Is the Northern Mockingbird Really Here to Stay?
The Northern Mockingbird obviously has changed in numerous ways in order to exploit urban obstacles and successfully reproduce in the concrete jungle we have built. Whether or not humans and mockingbirds can continue to coexist is up to us, especially as we continue to significantly change the environments that they live in which may overtime prove to be too stressful for even these urban-adapted birds. Hopefully as technology gets more advanced and electric cars become the majority, the noise made by gas powered vehicles may be greatly reduced and allow mockingbirds to return to more normal song frequencies (although they seem to be keeping up pretty well so far). By increasing public knowledge and respect of nesting birds, we can curtail the stress of defending nests from harmless humans and hopefully allow for better nest outcomes. Another huge help to urban mockingbird populations would be a decrease in light pollution in active nesting areas so that birds can follow a more natural circadian cycle. And while these changes may seem nearly impossible now, there is absolutely hope: researchers are constantly working to find new technology and methods of protecting a variety of species through better city planning and public education. So next time you or someone you know gets dive-bombed on the street by a little grey bird, remember: they're not being mean, they’re doing the best they can to make it as a city-slicker just like you.
Photo Credit Acknowledgements
Adrienne Cotton Photography (article author, 2018)
Berntsen, Nicolai. 2015. “Times Square never shined so bright.” Image downloaded from https://unsplash.com/photos/F3uyey6ours
1. K. C. Derrickson, R. Breitwisch, Northern Mockingbird (Mimus polyglottos). The Birds of North America. 007, (1992).
2. D. J. Levey, G. A. Londoño, J. Ungvari-Martin, M. R. Hiersoux, J. E. Jankowski, J. R. Poulsen, C. M. Stracey, S. K. Robinson, Urban mockingbirds quickly learn to identify individual humans. Proceedings of the National Academy of Sciences Of the United States of America. 106:22, 8959-8962 (2009).

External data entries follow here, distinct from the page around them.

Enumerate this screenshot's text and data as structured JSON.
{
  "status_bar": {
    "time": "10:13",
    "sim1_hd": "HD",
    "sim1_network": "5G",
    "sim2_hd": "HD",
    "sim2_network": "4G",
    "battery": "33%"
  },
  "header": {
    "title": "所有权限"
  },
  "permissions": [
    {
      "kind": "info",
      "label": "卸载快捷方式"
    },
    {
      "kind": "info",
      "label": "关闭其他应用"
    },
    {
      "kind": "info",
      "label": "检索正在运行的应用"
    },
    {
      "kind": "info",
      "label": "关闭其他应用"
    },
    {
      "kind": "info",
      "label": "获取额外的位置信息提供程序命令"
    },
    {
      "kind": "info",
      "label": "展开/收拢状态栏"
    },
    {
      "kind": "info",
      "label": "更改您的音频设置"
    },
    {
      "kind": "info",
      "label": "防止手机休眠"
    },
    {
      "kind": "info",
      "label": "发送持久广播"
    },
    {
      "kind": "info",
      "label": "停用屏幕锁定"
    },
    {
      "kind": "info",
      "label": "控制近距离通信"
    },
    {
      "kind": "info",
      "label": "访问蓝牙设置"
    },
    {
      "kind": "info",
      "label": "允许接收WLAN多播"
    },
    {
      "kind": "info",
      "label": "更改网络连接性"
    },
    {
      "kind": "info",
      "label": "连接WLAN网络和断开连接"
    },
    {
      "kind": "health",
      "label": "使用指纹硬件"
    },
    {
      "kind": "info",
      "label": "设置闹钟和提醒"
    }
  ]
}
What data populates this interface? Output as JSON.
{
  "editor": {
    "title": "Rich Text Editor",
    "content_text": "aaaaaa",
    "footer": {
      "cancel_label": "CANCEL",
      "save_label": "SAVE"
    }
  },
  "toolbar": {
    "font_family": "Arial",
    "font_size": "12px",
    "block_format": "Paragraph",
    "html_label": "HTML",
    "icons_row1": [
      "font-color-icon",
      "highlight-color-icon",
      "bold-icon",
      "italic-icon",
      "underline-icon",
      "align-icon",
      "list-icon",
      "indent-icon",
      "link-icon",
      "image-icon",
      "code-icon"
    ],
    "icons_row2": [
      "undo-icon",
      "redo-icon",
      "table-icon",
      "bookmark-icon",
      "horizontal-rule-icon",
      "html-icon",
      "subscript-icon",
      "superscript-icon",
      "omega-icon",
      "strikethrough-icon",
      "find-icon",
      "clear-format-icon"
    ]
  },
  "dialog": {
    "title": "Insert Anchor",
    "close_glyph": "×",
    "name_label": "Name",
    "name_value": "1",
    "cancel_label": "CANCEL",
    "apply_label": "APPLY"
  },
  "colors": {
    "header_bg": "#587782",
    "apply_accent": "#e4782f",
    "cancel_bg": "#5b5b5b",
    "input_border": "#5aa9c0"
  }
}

3. M. J. Walters, R. P. Guralnick, N. J. Kleist, S. K. Robinson, Urban background noise affects breeding song frequency and syllable-type composition in the Northern Mockingbird, The Condor, 121:2, (2019).
4. K. D. Frank, Impact of outdoor lighting on moths: an assessment. Journal of the Lepidopterists’ Society. 42, 63–93 (1988).
5. C. M. Stracey, B.Wynn, S.K. Robinson, Light Pollution Allows the Northern Mockingbird (Mimus polyglottos) to Feed Nestlings After Dark. The Wilson Journal of Ornithology. 126:2, 366–369 (2014).